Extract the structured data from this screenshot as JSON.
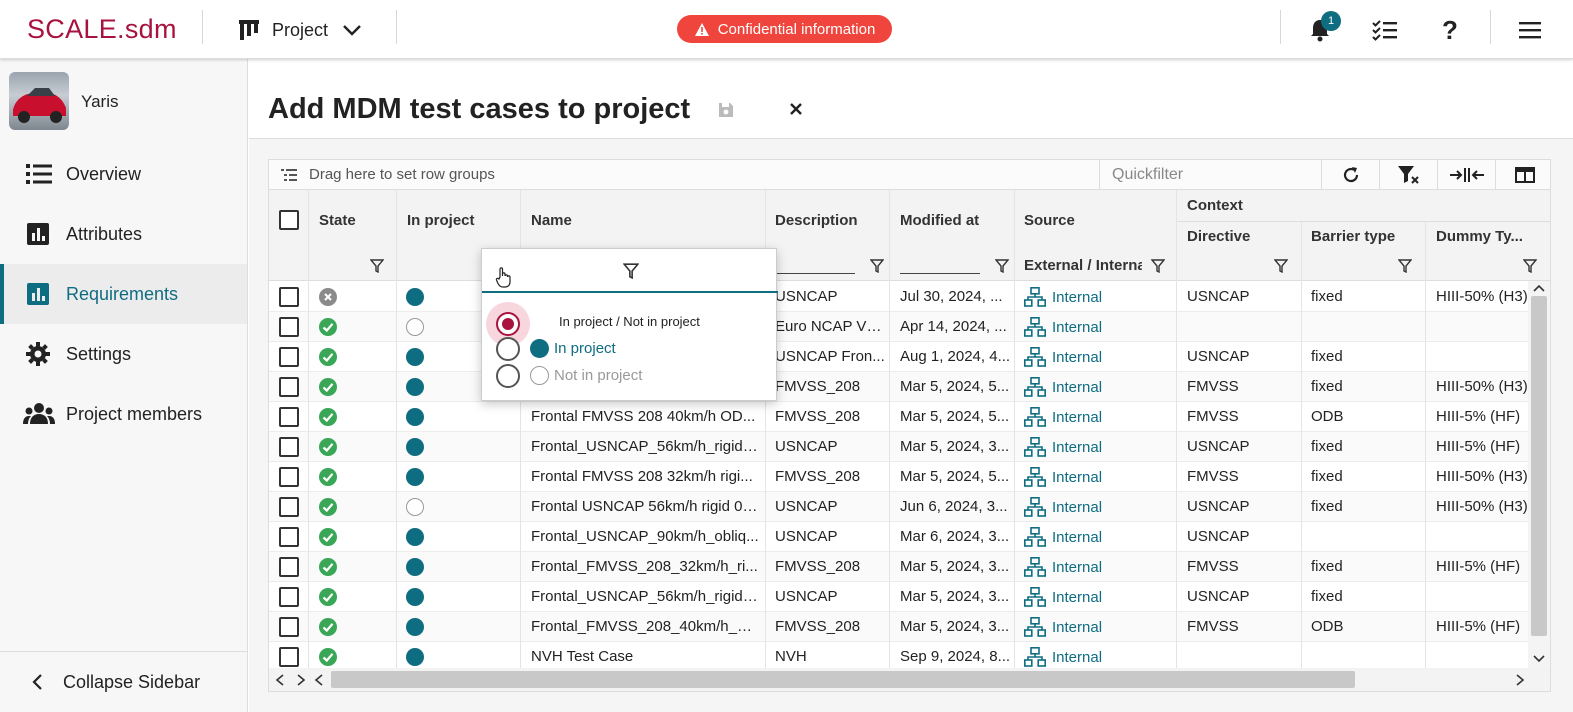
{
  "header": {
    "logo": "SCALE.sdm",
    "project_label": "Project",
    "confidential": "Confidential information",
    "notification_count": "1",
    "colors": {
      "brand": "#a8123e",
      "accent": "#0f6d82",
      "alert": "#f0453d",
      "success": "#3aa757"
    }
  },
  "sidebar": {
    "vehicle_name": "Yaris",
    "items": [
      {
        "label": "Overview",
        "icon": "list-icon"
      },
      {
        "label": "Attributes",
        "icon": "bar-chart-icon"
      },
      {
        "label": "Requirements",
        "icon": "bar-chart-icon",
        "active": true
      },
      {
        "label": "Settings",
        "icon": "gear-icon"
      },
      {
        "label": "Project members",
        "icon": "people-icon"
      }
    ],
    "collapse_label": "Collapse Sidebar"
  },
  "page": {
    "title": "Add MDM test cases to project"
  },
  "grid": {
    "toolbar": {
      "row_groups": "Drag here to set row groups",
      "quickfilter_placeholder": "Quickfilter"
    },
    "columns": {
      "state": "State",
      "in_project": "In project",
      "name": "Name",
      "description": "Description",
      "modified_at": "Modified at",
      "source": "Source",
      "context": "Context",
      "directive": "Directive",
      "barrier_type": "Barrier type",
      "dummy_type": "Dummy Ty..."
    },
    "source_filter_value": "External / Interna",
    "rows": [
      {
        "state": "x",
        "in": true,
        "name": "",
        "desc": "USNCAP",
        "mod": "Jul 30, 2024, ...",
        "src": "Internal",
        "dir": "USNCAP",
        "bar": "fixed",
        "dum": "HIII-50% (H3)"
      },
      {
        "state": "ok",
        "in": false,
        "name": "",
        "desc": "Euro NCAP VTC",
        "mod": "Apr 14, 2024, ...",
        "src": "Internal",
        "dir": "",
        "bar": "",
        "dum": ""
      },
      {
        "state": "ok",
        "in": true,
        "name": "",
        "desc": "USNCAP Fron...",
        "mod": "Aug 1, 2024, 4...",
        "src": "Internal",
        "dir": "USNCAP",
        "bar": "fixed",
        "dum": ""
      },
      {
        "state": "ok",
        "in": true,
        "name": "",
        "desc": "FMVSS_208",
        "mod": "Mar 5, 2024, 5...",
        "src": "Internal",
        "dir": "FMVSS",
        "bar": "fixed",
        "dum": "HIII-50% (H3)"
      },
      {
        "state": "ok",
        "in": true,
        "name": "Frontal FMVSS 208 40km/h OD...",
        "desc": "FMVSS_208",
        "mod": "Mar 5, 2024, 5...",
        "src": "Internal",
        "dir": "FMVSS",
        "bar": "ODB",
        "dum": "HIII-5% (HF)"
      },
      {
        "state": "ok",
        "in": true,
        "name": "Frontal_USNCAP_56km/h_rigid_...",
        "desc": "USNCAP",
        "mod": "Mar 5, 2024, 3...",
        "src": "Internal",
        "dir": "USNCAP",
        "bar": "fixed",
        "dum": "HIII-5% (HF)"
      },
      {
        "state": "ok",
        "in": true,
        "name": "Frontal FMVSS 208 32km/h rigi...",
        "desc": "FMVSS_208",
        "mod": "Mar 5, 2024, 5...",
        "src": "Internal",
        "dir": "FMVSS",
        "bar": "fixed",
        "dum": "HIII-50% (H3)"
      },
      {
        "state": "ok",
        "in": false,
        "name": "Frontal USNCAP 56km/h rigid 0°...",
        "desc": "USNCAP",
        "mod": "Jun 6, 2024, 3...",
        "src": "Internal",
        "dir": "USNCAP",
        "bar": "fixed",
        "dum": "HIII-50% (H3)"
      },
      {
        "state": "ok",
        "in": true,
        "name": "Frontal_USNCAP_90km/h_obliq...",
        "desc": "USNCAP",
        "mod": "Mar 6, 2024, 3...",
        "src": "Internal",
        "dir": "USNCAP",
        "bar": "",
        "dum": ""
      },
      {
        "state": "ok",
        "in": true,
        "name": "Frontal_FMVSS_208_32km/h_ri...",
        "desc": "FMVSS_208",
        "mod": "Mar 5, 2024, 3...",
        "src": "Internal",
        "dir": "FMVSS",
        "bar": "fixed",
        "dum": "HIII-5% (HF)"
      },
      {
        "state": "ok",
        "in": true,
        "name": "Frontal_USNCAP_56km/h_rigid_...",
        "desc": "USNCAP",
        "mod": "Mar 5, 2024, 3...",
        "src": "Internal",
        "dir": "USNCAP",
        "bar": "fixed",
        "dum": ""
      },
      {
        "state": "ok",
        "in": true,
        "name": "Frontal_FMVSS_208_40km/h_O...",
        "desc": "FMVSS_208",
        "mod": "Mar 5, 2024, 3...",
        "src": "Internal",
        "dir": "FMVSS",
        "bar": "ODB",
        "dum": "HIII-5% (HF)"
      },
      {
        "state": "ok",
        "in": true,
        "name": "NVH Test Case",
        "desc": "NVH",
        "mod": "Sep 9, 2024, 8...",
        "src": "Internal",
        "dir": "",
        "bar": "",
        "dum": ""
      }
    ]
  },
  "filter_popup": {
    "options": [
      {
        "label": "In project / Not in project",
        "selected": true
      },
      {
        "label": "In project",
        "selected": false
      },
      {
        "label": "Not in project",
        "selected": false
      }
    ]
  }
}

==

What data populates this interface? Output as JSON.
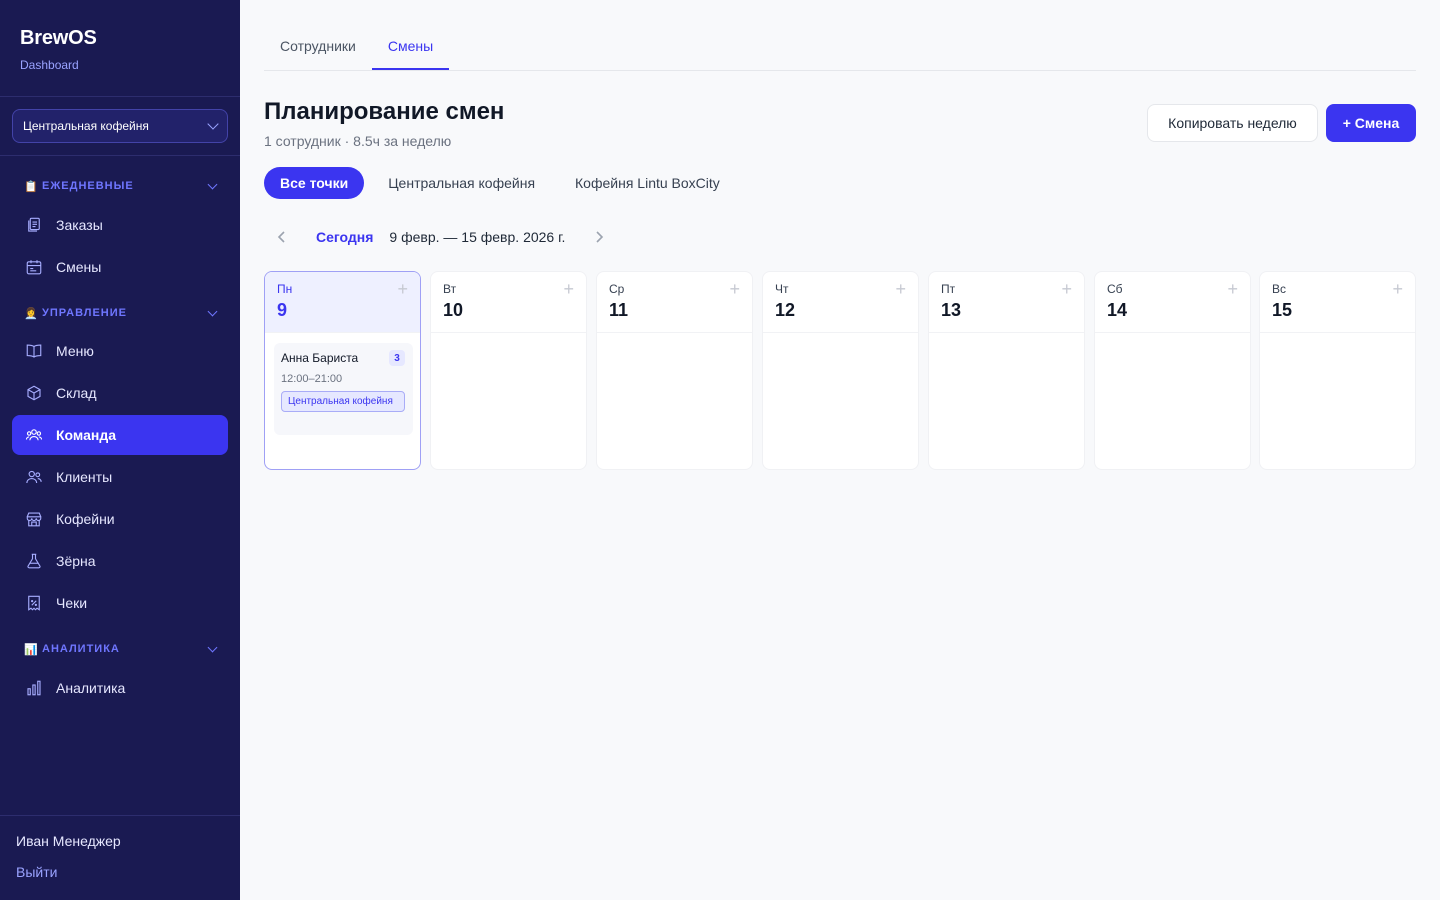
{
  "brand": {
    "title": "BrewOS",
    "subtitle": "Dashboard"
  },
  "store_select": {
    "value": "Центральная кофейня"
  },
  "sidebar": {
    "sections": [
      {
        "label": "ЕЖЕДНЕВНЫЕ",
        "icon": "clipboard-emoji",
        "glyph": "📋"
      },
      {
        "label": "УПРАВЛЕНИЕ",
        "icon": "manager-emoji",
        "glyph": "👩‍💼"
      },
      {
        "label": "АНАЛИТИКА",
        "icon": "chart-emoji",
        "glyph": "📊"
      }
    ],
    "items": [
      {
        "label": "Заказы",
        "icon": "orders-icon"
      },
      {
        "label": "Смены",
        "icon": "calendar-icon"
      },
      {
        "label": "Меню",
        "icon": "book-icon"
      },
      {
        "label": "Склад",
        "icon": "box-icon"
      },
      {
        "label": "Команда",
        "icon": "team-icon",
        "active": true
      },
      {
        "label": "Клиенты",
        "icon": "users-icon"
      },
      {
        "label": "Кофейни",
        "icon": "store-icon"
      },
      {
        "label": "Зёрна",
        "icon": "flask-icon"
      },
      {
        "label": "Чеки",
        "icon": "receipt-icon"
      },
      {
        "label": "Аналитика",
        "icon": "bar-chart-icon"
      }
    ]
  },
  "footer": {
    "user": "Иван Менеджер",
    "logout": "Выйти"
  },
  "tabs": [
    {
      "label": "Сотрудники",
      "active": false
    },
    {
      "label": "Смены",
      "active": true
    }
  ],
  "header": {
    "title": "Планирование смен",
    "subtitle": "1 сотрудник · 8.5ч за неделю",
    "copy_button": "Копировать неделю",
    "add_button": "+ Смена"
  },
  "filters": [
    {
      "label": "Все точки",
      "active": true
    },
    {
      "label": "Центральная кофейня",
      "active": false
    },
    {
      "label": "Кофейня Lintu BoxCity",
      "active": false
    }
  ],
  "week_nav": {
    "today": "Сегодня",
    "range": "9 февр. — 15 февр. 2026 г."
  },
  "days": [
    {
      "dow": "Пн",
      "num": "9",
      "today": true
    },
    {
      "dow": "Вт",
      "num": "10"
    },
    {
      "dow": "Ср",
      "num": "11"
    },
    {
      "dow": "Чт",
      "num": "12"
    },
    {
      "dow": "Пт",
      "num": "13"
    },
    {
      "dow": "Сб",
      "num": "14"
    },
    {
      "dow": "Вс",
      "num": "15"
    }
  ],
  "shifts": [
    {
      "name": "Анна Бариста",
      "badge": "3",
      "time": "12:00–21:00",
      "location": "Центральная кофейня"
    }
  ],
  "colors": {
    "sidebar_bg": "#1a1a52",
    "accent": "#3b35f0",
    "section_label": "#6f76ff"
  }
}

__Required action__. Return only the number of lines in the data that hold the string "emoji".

__Answer space__. 3